We all have something to say

Published 12:23 am Wednesday, March 25, 2009

Can one person make a difference? Is it possible for someone who isn’t wealthy or powerful or famous to do something so amazing it touches people?

Those are questions I ask and I’m betting others do too. Maybe it’s because we want to believe we have something to give, some purpose to being here.

Recently two things answered a resounding “yes” to both questions. The first came in the form of a book, which I discovered because of the Montgomery Ballet’s spring performance. My husband, daughter and I went as much to hear Beth Nielsen Chapman sing as we did to see the dancers. Both were amazing.

After the program, we had an opportunity to meet Ms. Chapman. During a question-and-answer session she talked about creativity and recommended, “If You Want to Write,” by Brenda Ueland. She said the book was about finding whatever it is we have a gift for creating, be it a novel, or a song or a loaf of bread.

I bought the book and it inspires readers to find that thing that makes life worth living and then do it with all their hearts. The author said people who do that lift up the world just by being in it. I liked that idea, but reading about finding your gift is one thing; seeing an example of it is another.

That came when I tuned in to “A Man Named Pearl” on HGTV. I’d seen the show advertised and since it was about gardening, which I enjoy, I wanted to watch.

What I didn’t know was that the program was about much more than gardening.
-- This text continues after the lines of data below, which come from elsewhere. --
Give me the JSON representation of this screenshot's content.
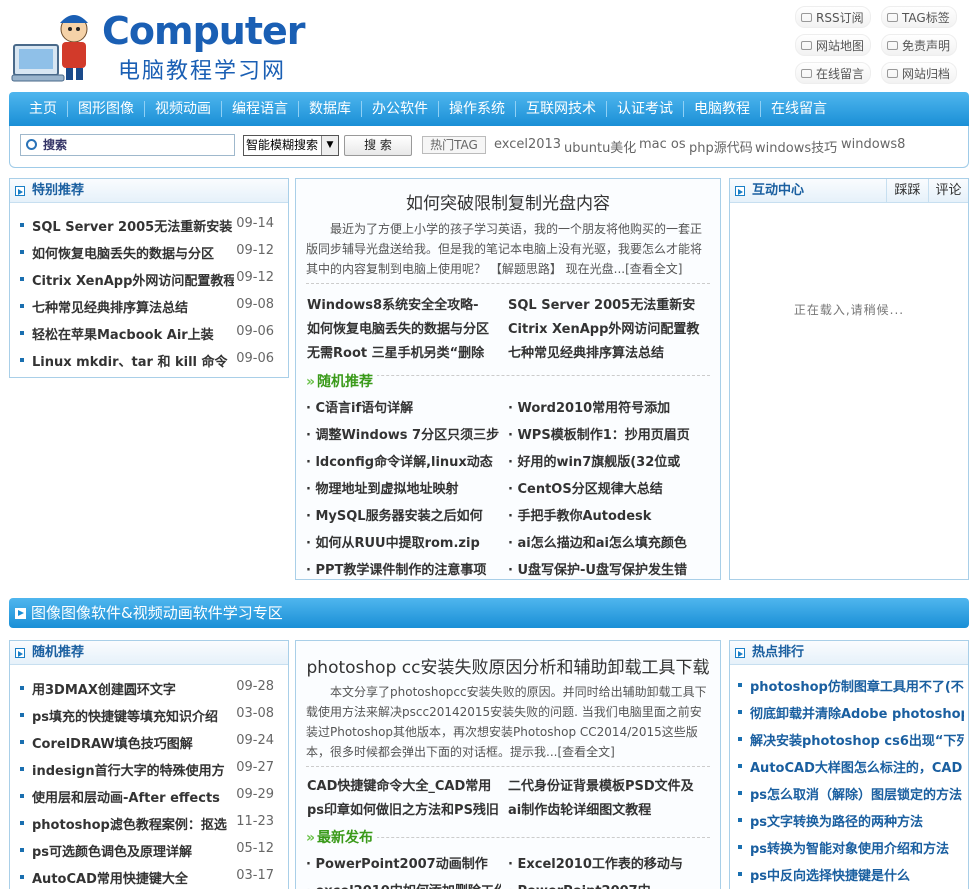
{
  "logo": {
    "title": "Computer",
    "subtitle": "电脑教程学习网"
  },
  "toplinks": [
    "RSS订阅",
    "TAG标签",
    "网站地图",
    "免责声明",
    "在线留言",
    "网站归档"
  ],
  "nav": [
    "主页",
    "图形图像",
    "视频动画",
    "编程语言",
    "数据库",
    "办公软件",
    "操作系统",
    "互联网技术",
    "认证考试",
    "电脑教程",
    "在线留言"
  ],
  "search": {
    "placeholder": "搜索",
    "mode": "智能模糊搜索",
    "button": "搜 索",
    "tag_label": "热门TAG",
    "tags": [
      "excel2013",
      "ubuntu美化",
      "mac os",
      "php源代码",
      "windows技巧",
      "windows8"
    ]
  },
  "featured": {
    "title": "特别推荐",
    "items": [
      {
        "text": "SQL Server 2005无法重新安装",
        "date": "09-14"
      },
      {
        "text": "如何恢复电脑丢失的数据与分区",
        "date": "09-12"
      },
      {
        "text": "Citrix XenApp外网访问配置教程",
        "date": "09-12"
      },
      {
        "text": "七种常见经典排序算法总结",
        "date": "09-08"
      },
      {
        "text": "轻松在苹果Macbook Air上装",
        "date": "09-06"
      },
      {
        "text": "Linux mkdir、tar 和 kill 命令",
        "date": "09-06"
      }
    ]
  },
  "headline": {
    "title": "如何突破限制复制光盘内容",
    "summary": "最近为了方便上小学的孩子学习英语，我的一个朋友将他购买的一套正版同步辅导光盘送给我。但是我的笔记本电脑上没有光驱，我要怎么才能将其中的内容复制到电脑上使用呢？ 【解题思路】 现在光盘...[查看全文]",
    "links": [
      "Windows8系统安全全攻略-",
      "SQL Server 2005无法重新安",
      "如何恢复电脑丢失的数据与分区",
      "Citrix XenApp外网访问配置教",
      "无需Root 三星手机另类“删除",
      "七种常见经典排序算法总结"
    ],
    "random_title": "随机推荐",
    "random": [
      "C语言if语句详解",
      "Word2010常用符号添加",
      "调整Windows 7分区只须三步",
      "WPS模板制作1：抄用页眉页",
      "ldconfig命令详解,linux动态",
      "好用的win7旗舰版(32位或",
      "物理地址到虚拟地址映射",
      "CentOS分区规律大总结",
      "MySQL服务器安装之后如何",
      "手把手教你Autodesk",
      "如何从RUU中提取rom.zip",
      "ai怎么描边和ai怎么填充颜色",
      "PPT教学课件制作的注意事项",
      "U盘写保护-U盘写保护发生错"
    ]
  },
  "interact": {
    "title": "互动中心",
    "tab1": "踩踩",
    "tab2": "评论",
    "loading": "正在载入,请稍候..."
  },
  "zone": {
    "title": "图像图像软件&视频动画软件学习专区"
  },
  "random2": {
    "title": "随机推荐",
    "items": [
      {
        "text": "用3DMAX创建圆环文字",
        "date": "09-28"
      },
      {
        "text": "ps填充的快捷键等填充知识介绍",
        "date": "03-08"
      },
      {
        "text": "CorelDRAW填色技巧图解",
        "date": "09-24"
      },
      {
        "text": "indesign首行大字的特殊使用方",
        "date": "09-27"
      },
      {
        "text": "使用层和层动画-After effects",
        "date": "09-29"
      },
      {
        "text": "photoshop滤色教程案例：抠选",
        "date": "11-23"
      },
      {
        "text": "ps可选颜色调色及原理详解",
        "date": "05-12"
      },
      {
        "text": "AutoCAD常用快捷键大全",
        "date": "03-17"
      }
    ]
  },
  "headline2": {
    "title": "photoshop cc安装失败原因分析和辅助卸载工具下载",
    "summary": "本文分享了photoshopcc安装失败的原因。并同时给出辅助卸载工具下载使用方法来解决pscc20142015安装失败的问题. 当我们电脑里面之前安装过Photoshop其他版本，再次想安装Photoshop CC2014/2015这些版本，很多时候都会弹出下面的对话框。提示我...[查看全文]",
    "links": [
      "CAD快捷键命令大全_CAD常用",
      "二代身份证背景模板PSD文件及",
      "ps印章如何做旧之方法和PS残旧",
      "ai制作齿轮详细图文教程"
    ],
    "latest_title": "最新发布",
    "latest": [
      "PowerPoint2007动画制作",
      "Excel2010工作表的移动与",
      "excel2010中如何添加删除工作",
      "PowerPoint2007中"
    ]
  },
  "hot": {
    "title": "热点排行",
    "items": [
      "photoshop仿制图章工具用不了(不",
      "彻底卸载并清除Adobe photoshop",
      "解决安装photoshop cs6出现“下列",
      "AutoCAD大样图怎么标注的，CAD",
      "ps怎么取消（解除）图层锁定的方法",
      "ps文字转换为路径的两种方法",
      "ps转换为智能对象使用介绍和方法",
      "ps中反向选择快捷键是什么"
    ]
  }
}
It was the story of a man living the answer to those questions about whether or not one person makes life better.

For an hour I sat transfixed as I heard the story of Pearl Fryer, a black man living in a small town in South Carolina. Pearl is not a captain of industry, not an investment banker, a politician, a scientist, a renowned physician, an author, movie star, famous musician — not any of the titles usually listed as important and successful. He never even studied horticulture, something he said worked to his advantage because he does things with plants experts say are impossible.

No, he’s the son of a sharecropper. Until he retired, Pearl worked 12-hour shifts, four days on, four days off, in a factory that makes cans.

That was how he made his living not how he made his life. No, Pearl has a gift for creating art from living things and his three-acre garden not only draws crowds to see it but also touches their souls.

At first, Pearl wanted to win a “Yard of the Month” award from the garden club, something a black person in his rural town had not done. So with plants a nursery discarded and allowed him to rescue, he started his masterpiece, breathing life back into them and then shaping them into living works of art, discovering along the way his gift to the world.

Word about his topiaries spread. People came to see the wonders they heard about. Then the New York Times came and then CBS’s 60 Minutes.

Pearl Fryer put his town on the map, bringing attention it desperately needed. However, neither fame nor wealth was Pearl’s goal. No, he just wanted to create something that made people feel good.

Pearl’s eyes twinkled as he talked about his desire to share love, peace and goodwill. People who visit his garden, which he offers to the public free of charge, talked about that sense of peace among the trees, the presence of something holy.

As the program ended, I thought about those questions I ask about life and its purpose. Perhaps the answer lies in discovering what Pearl knows, that, as Ueland writes in her book, “ … everybody is talented, original and has something important to say.”